# Provided material
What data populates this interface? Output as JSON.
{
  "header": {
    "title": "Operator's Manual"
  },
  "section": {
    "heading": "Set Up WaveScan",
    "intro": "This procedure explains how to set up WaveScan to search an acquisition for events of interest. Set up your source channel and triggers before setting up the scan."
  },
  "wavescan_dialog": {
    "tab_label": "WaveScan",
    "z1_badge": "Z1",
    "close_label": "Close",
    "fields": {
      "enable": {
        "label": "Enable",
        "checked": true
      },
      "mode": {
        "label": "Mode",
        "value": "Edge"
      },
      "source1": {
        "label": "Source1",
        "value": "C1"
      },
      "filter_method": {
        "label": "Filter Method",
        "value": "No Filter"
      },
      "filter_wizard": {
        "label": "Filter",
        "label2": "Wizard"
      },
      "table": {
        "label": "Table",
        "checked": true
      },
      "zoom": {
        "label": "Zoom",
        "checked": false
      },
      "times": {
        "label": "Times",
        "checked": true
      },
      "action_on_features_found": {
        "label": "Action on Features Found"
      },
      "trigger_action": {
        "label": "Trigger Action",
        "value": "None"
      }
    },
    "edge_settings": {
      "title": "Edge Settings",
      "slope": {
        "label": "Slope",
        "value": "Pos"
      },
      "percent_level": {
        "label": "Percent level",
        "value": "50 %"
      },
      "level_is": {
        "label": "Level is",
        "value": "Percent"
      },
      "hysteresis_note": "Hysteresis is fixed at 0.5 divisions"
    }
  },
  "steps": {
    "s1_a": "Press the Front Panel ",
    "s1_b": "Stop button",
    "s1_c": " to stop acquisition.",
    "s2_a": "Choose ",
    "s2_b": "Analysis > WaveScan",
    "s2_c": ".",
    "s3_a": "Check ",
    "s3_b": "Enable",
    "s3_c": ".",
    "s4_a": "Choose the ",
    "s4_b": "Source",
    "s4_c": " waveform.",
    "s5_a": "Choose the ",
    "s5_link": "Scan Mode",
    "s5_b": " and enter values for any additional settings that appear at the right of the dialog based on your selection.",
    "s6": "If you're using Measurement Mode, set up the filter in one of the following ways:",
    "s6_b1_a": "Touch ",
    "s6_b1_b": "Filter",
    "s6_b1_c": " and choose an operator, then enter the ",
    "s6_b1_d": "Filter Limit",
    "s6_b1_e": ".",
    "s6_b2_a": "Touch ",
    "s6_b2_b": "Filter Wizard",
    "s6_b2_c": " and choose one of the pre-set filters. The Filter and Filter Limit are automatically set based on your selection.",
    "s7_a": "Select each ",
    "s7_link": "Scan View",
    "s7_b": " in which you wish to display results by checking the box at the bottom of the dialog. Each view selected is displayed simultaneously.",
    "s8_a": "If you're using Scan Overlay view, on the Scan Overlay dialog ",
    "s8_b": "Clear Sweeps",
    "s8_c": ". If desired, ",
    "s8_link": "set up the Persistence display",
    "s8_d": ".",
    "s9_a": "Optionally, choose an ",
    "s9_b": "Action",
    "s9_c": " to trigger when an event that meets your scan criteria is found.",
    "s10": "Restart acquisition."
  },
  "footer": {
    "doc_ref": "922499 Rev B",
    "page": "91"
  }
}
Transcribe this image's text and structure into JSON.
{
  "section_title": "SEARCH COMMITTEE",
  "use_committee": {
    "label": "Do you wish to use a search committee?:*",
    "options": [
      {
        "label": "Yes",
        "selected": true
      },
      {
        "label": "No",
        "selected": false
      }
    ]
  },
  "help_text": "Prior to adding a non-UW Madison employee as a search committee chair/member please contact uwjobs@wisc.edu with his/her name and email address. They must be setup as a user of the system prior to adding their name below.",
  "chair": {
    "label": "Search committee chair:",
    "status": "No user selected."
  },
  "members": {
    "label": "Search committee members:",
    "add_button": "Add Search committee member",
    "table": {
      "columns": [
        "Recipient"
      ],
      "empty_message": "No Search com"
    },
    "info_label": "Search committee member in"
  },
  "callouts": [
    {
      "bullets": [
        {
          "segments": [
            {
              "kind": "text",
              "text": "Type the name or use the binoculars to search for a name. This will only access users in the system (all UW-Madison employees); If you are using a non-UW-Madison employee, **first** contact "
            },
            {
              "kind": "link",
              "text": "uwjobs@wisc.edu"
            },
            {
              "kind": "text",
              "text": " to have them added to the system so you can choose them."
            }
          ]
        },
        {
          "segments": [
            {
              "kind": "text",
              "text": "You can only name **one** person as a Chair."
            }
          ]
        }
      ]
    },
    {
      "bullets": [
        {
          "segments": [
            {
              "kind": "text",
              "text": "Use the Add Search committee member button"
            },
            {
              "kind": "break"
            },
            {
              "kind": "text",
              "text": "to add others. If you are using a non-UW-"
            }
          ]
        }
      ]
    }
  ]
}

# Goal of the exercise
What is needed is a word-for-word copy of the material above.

# Final answer
What data populates this interface? Output as JSON.
{
  "header": {
    "title": "Operator's Manual"
  },
  "section": {
    "heading": "Set Up WaveScan",
    "intro": "This procedure explains how to set up WaveScan to search an acquisition for events of interest. Set up your source channel and triggers before setting up the scan."
  },
  "wavescan_dialog": {
    "tab_label": "WaveScan",
    "z1_badge": "Z1",
    "close_label": "Close",
    "fields": {
      "enable": {
        "label": "Enable",
        "checked": true
      },
      "mode": {
        "label": "Mode",
        "value": "Edge"
      },
      "source1": {
        "label": "Source1",
        "value": "C1"
      },
      "filter_method": {
        "label": "Filter Method",
        "value": "No Filter"
      },
      "filter_wizard": {
        "label": "Filter",
        "label2": "Wizard"
      },
      "table": {
        "label": "Table",
        "checked": true
      },
      "zoom": {
        "label": "Zoom",
        "checked": false
      },
      "times": {
        "label": "Times",
        "checked": true
      },
      "action_on_features_found": {
        "label": "Action on Features Found"
      },
      "trigger_action": {
        "label": "Trigger Action",
        "value": "None"
      }
    },
    "edge_settings": {
      "title": "Edge Settings",
      "slope": {
        "label": "Slope",
        "value": "Pos"
      },
      "percent_level": {
        "label": "Percent level",
        "value": "50 %"
      },
      "level_is": {
        "label": "Level is",
        "value": "Percent"
      },
      "hysteresis_note": "Hysteresis is fixed at 0.5 divisions"
    }
  },
  "steps": {
    "s1_a": "Press the Front Panel ",
    "s1_b": "Stop button",
    "s1_c": " to stop acquisition.",
    "s2_a": "Choose ",
    "s2_b": "Analysis > WaveScan",
    "s2_c": ".",
    "s3_a": "Check ",
    "s3_b": "Enable",
    "s3_c": ".",
    "s4_a": "Choose the ",
    "s4_b": "Source",
    "s4_c": " waveform.",
    "s5_a": "Choose the ",
    "s5_link": "Scan Mode",
    "s5_b": " and enter values for any additional settings that appear at the right of the dialog based on your selection.",
    "s6": "If you're using Measurement Mode, set up the filter in one of the following ways:",
    "s6_b1_a": "Touch ",
    "s6_b1_b": "Filter",
    "s6_b1_c": " and choose an operator, then enter the ",
    "s6_b1_d": "Filter Limit",
    "s6_b1_e": ".",
    "s6_b2_a": "Touch ",
    "s6_b2_b": "Filter Wizard",
    "s6_b2_c": " and choose one of the pre-set filters. The Filter and Filter Limit are automatically set based on your selection.",
    "s7_a": "Select each ",
    "s7_link": "Scan View",
    "s7_b": " in which you wish to display results by checking the box at the bottom of the dialog. Each view selected is displayed simultaneously.",
    "s8_a": "If you're using Scan Overlay view, on the Scan Overlay dialog ",
    "s8_b": "Clear Sweeps",
    "s8_c": ". If desired, ",
    "s8_link": "set up the Persistence display",
    "s8_d": ".",
    "s9_a": "Optionally, choose an ",
    "s9_b": "Action",
    "s9_c": " to trigger when an event that meets your scan criteria is found.",
    "s10": "Restart acquisition."
  },
  "footer": {
    "doc_ref": "922499 Rev B",
    "page": "91"
  }
}
Transcribe this image's text and structure into JSON.
{
  "section_title": "SEARCH COMMITTEE",
  "use_committee": {
    "label": "Do you wish to use a search committee?:*",
    "options": [
      {
        "label": "Yes",
        "selected": true
      },
      {
        "label": "No",
        "selected": false
      }
    ]
  },
  "help_text": "Prior to adding a non-UW Madison employee as a search committee chair/member please contact uwjobs@wisc.edu with his/her name and email address. They must be setup as a user of the system prior to adding their name below.",
  "chair": {
    "label": "Search committee chair:",
    "status": "No user selected."
  },
  "members": {
    "label": "Search committee members:",
    "add_button": "Add Search committee member",
    "table": {
      "columns": [
        "Recipient"
      ],
      "empty_message": "No Search com"
    },
    "info_label": "Search committee member in"
  },
  "callouts": [
    {
      "bullets": [
        {
          "segments": [
            {
              "kind": "text",
              "text": "Type the name or use the binoculars to search for a name. This will only access users in the system (all UW-Madison employees); If you are using a non-UW-Madison employee, **first** contact "
            },
            {
              "kind": "link",
              "text": "uwjobs@wisc.edu"
            },
            {
              "kind": "text",
              "text": " to have them added to the system so you can choose them."
            }
          ]
        },
        {
          "segments": [
            {
              "kind": "text",
              "text": "You can only name **one** person as a Chair."
            }
          ]
        }
      ]
    },
    {
      "bullets": [
        {
          "segments": [
            {
              "kind": "text",
              "text": "Use the Add Search committee member button"
            },
            {
              "kind": "break"
            },
            {
              "kind": "text",
              "text": "to add others. If you are using a non-UW-"
            }
          ]
        }
      ]
    }
  ]
}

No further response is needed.